Islamabad - The mere success railway porters - also dubbed as coolies - achieved in scored of decades is the change in their uniform colour; while their social status along with their financial constraints has remained unchanged.

Mohi-ud-din, an eighty-year-old porter has spent 15 years of his life only on the railway station in Rawalpindi, one of the oldest stations of the country built during the colonial era.

The old man whose eyesight has also become very weak daily comes to railway station to carry the luggage of people. His exercise is comprised of eight hours daily, which makes him earn the amount on which he barely makes both ends meet.

“I am collie # 72, please help us,” the old porter demanded in a trembling voice.

The government recently introduced some measures to give some relief to this working class on railway stations. According to fresh rules, the porters would get Rs 50 for lifting the weight of up to 40-kg for every round, while small and big trolleys are also provided to them to shift the luggage.

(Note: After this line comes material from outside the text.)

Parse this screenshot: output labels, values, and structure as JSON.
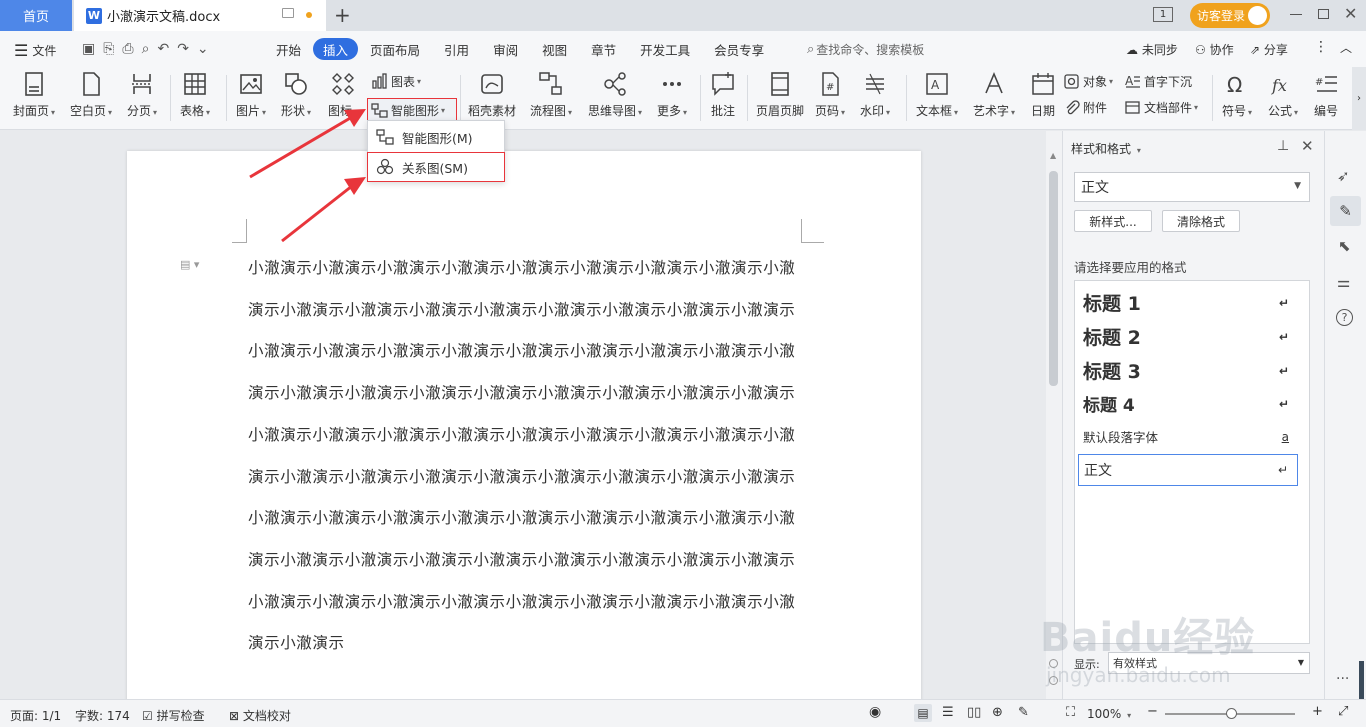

However, they have to give 30 percent of their income daily to the contractor and Rs 600 monthly fee of the number allotted to them.

Another porter Ayub, whose right arm got fractured a few days ago when he was shifting some luggage, told The Nation that porter’s earnings and savings could be estimated by his simple story. “I have been working here as a porter for the last 30 years and I still live in an old adobe.”

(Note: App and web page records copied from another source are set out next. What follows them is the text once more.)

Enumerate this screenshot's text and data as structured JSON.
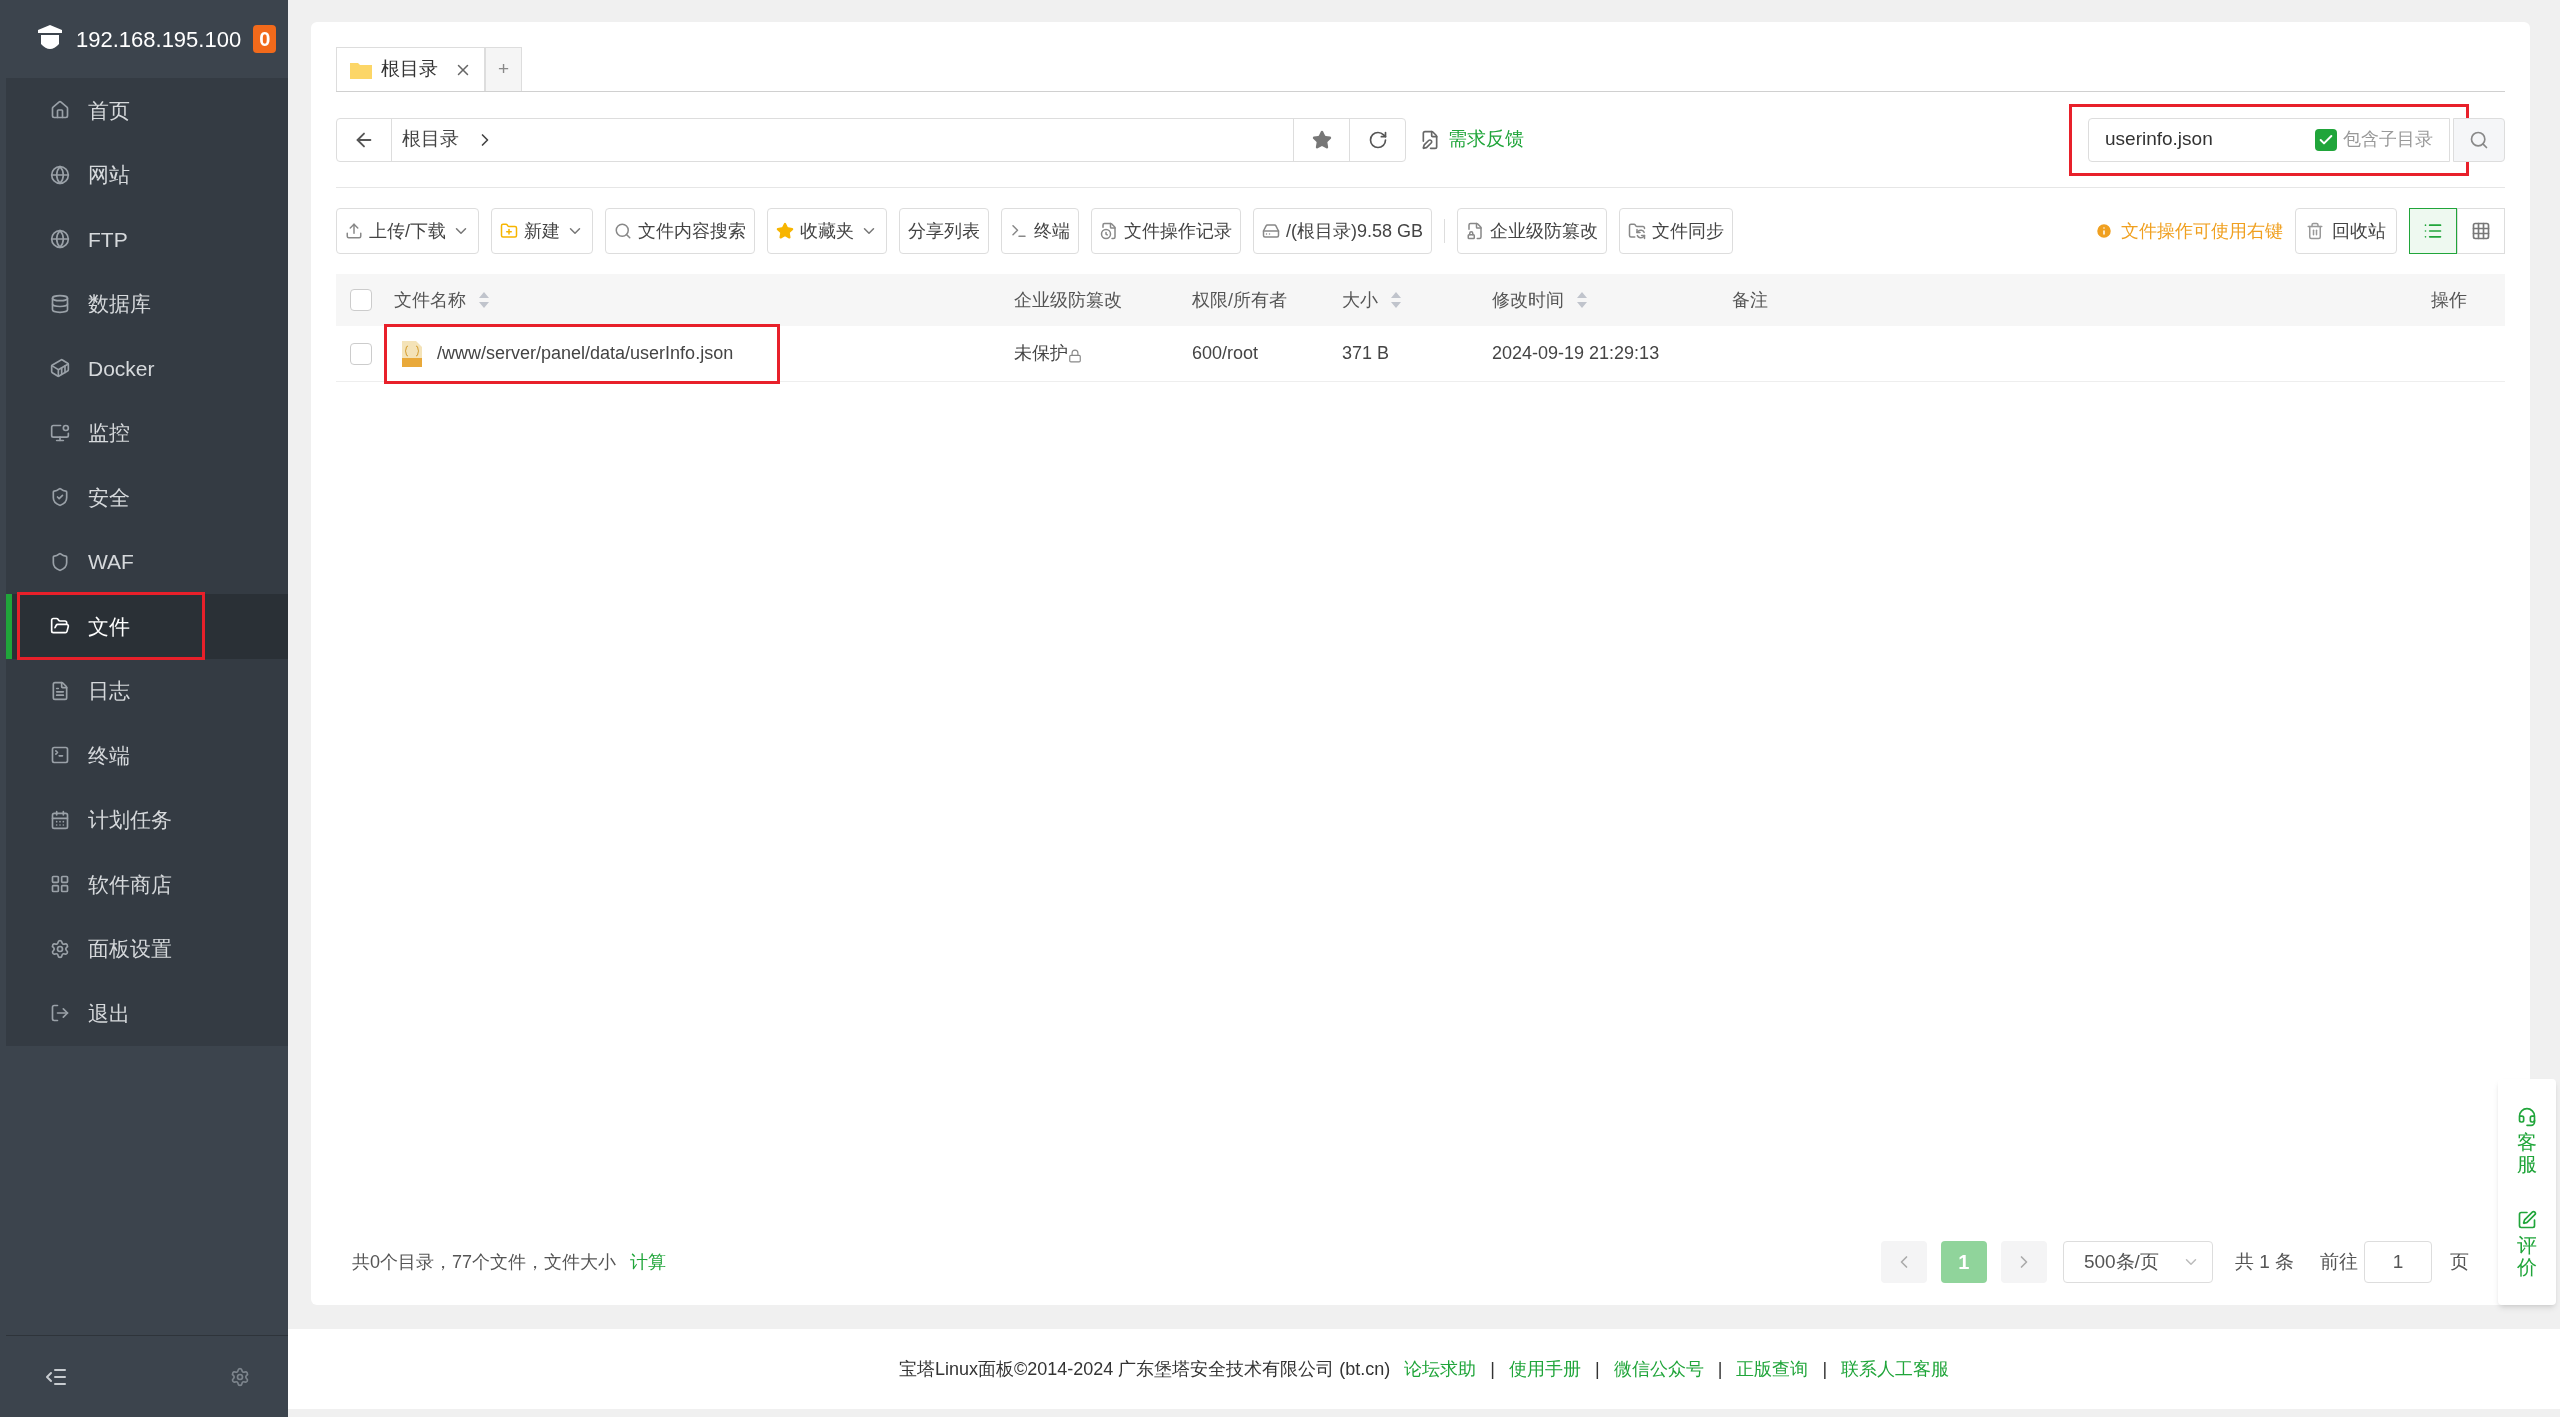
{
  "sidebar": {
    "host": "192.168.195.100",
    "badge": "0",
    "items": [
      {
        "label": "首页",
        "selected": false,
        "highlighted": false
      },
      {
        "label": "网站",
        "selected": false,
        "highlighted": false
      },
      {
        "label": "FTP",
        "selected": false,
        "highlighted": false
      },
      {
        "label": "数据库",
        "selected": false,
        "highlighted": false
      },
      {
        "label": "Docker",
        "selected": false,
        "highlighted": false
      },
      {
        "label": "监控",
        "selected": false,
        "highlighted": false
      },
      {
        "label": "安全",
        "selected": false,
        "highlighted": false
      },
      {
        "label": "WAF",
        "selected": false,
        "highlighted": false
      },
      {
        "label": "文件",
        "selected": true,
        "highlighted": true
      },
      {
        "label": "日志",
        "selected": false,
        "highlighted": false
      },
      {
        "label": "终端",
        "selected": false,
        "highlighted": false
      },
      {
        "label": "计划任务",
        "selected": false,
        "highlighted": false
      },
      {
        "label": "软件商店",
        "selected": false,
        "highlighted": false
      },
      {
        "label": "面板设置",
        "selected": false,
        "highlighted": false
      },
      {
        "label": "退出",
        "selected": false,
        "highlighted": false
      }
    ]
  },
  "tabs": [
    {
      "label": "根目录",
      "selected": true
    },
    {
      "label": "+",
      "selected": false
    }
  ],
  "path_bar": {
    "crumbs": [
      "根目录"
    ],
    "feedback": "需求反馈"
  },
  "search": {
    "value": "userinfo.json",
    "subdir_label": "包含子目录",
    "subdir_checked": true,
    "highlighted": true
  },
  "toolbar": [
    {
      "label": "上传/下载",
      "dropdown": true
    },
    {
      "label": "新建",
      "dropdown": true
    },
    {
      "label": "文件内容搜索",
      "dropdown": false
    },
    {
      "label": "收藏夹",
      "dropdown": true
    },
    {
      "label": "分享列表",
      "dropdown": false
    },
    {
      "label": "终端",
      "dropdown": false
    },
    {
      "label": "文件操作记录",
      "dropdown": false
    },
    {
      "label": "/(根目录)9.58 GB",
      "dropdown": false
    },
    {
      "label": "企业级防篡改",
      "dropdown": false
    },
    {
      "label": "文件同步",
      "dropdown": false
    }
  ],
  "hint": "文件操作可使用右键",
  "recycle": "回收站",
  "views": [
    {
      "kind": "list",
      "selected": true
    },
    {
      "kind": "grid",
      "selected": false
    }
  ],
  "table": {
    "select_all_checked": false,
    "columns": [
      {
        "label": "文件名称",
        "sortable": true
      },
      {
        "label": "企业级防篡改",
        "sortable": false
      },
      {
        "label": "权限/所有者",
        "sortable": false
      },
      {
        "label": "大小",
        "sortable": true
      },
      {
        "label": "修改时间",
        "sortable": true
      },
      {
        "label": "备注",
        "sortable": false
      },
      {
        "label": "操作",
        "sortable": false
      }
    ],
    "rows": [
      {
        "checked": false,
        "highlighted": true,
        "name": "/www/server/panel/data/userInfo.json",
        "protection": "未保护",
        "permission": "600/root",
        "size": "371 B",
        "modified": "2024-09-19 21:29:13"
      }
    ]
  },
  "summary": {
    "text": "共0个目录，77个文件，文件大小",
    "link": "计算"
  },
  "pagination": {
    "pages": [
      {
        "label": "1",
        "selected": true
      }
    ],
    "page_size": "500条/页",
    "total": "共 1 条",
    "goto": "前往",
    "goto_value": "1",
    "page_unit": "页"
  },
  "float": [
    {
      "kind": "service",
      "label": "客服"
    },
    {
      "kind": "review",
      "label": "评价"
    }
  ],
  "footer": {
    "text": "宝塔Linux面板©2014-2024 广东堡塔安全技术有限公司 (bt.cn)",
    "links": [
      {
        "text": "论坛求助"
      },
      {
        "separator": "|",
        "text": "使用手册"
      },
      {
        "separator": "|",
        "text": "微信公众号"
      },
      {
        "separator": "|",
        "text": "正版查询"
      },
      {
        "separator": "|",
        "text": "联系人工客服"
      }
    ]
  }
}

In the current system, management of porters is outsourced to the contractors who take 30 percent of every porter’s daily wages. Around 150 to 200 porters are working on the Rawalpindi Railway Station.

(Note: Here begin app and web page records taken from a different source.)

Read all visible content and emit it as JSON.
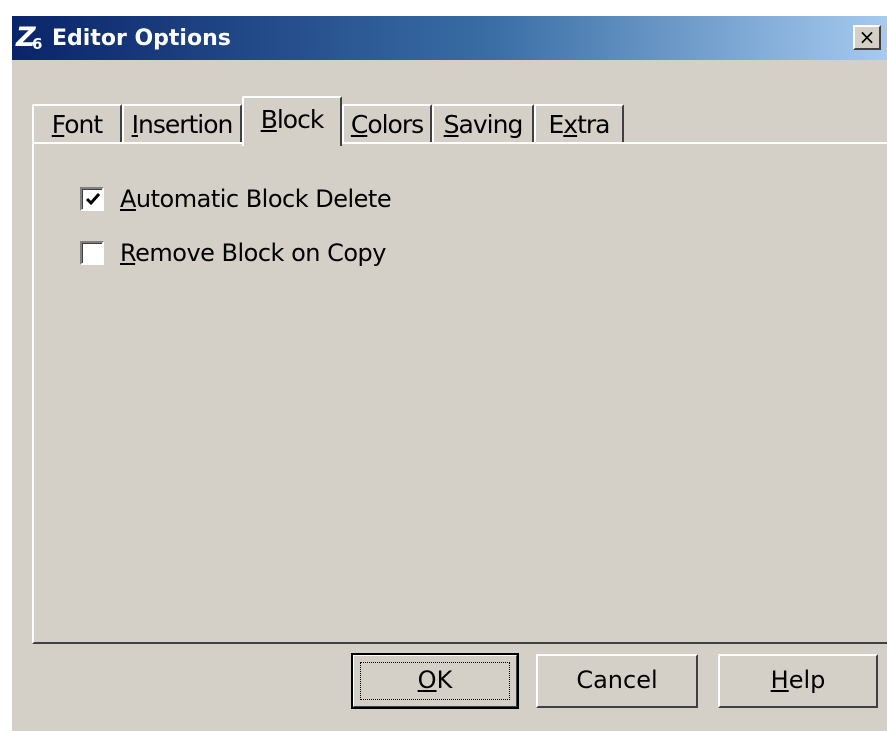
{
  "window": {
    "title": "Editor Options",
    "icon": {
      "glyph_main": "Z",
      "glyph_sub": "6",
      "name": "app-icon"
    },
    "close_glyph": "×"
  },
  "tabs": [
    {
      "pre": "",
      "mnemonic": "F",
      "post": "ont",
      "active": false
    },
    {
      "pre": "",
      "mnemonic": "I",
      "post": "nsertion",
      "active": false
    },
    {
      "pre": "",
      "mnemonic": "B",
      "post": "lock",
      "active": true
    },
    {
      "pre": "",
      "mnemonic": "C",
      "post": "olors",
      "active": false
    },
    {
      "pre": "",
      "mnemonic": "S",
      "post": "aving",
      "active": false
    },
    {
      "pre": "E",
      "mnemonic": "x",
      "post": "tra",
      "active": false
    }
  ],
  "options": [
    {
      "pre": "",
      "mnemonic": "A",
      "post": "utomatic Block Delete",
      "checked": true
    },
    {
      "pre": "",
      "mnemonic": "R",
      "post": "emove Block on Copy",
      "checked": false
    }
  ],
  "buttons": {
    "ok": {
      "pre": "",
      "mnemonic": "O",
      "post": "K"
    },
    "cancel": {
      "label": "Cancel"
    },
    "help": {
      "pre": "",
      "mnemonic": "H",
      "post": "elp"
    }
  },
  "colors": {
    "face": "#d4d0c8",
    "title_start": "#0a246a",
    "title_end": "#a6caf0"
  }
}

Along with replacing the signature uniform of porters from red to the green shalwar kameez, the government has also allowed 10 days annual leave without any deduction in their salaries. But porters describe it as a drop of water in the sea. According to them, they have no basic facilities including medical and residential allowances. If any porter gets injured during work, he has to manage his finances by his own.

Describing the troubles of his community, porter Shabir Gujjar revealed that the railway authorities take their services ‘free of cost.’

“Railway department doesn’t pay us a single rupee for shifting the luggage of their senior officers or railway machinery,” he said.

He also stated that the new uniform costs porters Rs 1500, while the previous was being tailored at Rs 800; so porters have to pay the price of new uniform.

For passengers travelling through train, these porters are like a helping hand, and families, elders, women and youth for whom it is difficult to manage their luggage seek porters’ support.

“I think porters’ charges are very nominal. I shifted my luggage from platform number 2 to outside the station and gave Rs 100 for this service,” said a passenger.

However, according to the porters, passengers consider them the part of the railway system, but in reality they are not because they have no employment rights.

Porter Muhammad Javed, who belongs to Faisalabad city and works here, expressed disappointment regarding facilities and future of the porters.

He said, every government plays gimmickry with the porters and exploits them to get political favours, but in real means no one cares for coolies.

“We are not given any compensation while travelling by train, even we have to pay for using railway washrooms,” said Javed.

The government has taken steps to upgrade the decaying system of railways. It brought reforms in the infrastructure and imported new machinery to restore the confidence of passenger in the railway. But, in this entire reformed agenda, this most vulnerable section associated with the department seems on less priority.

In porters’ point of view, the government should regularise them on permanent service structure if it wants to change their financial condition. “This contractual system is destroying us, we bring nothing to our homes in the evening,” said Javed.

According to the porters, they mean nothing for the government, whether they live or die.

“Yes, we are working in poor conditions with no future, but still we are thankful to God that the government has allowed us to work,” said Shabir.

—The writer is a freelance contributor.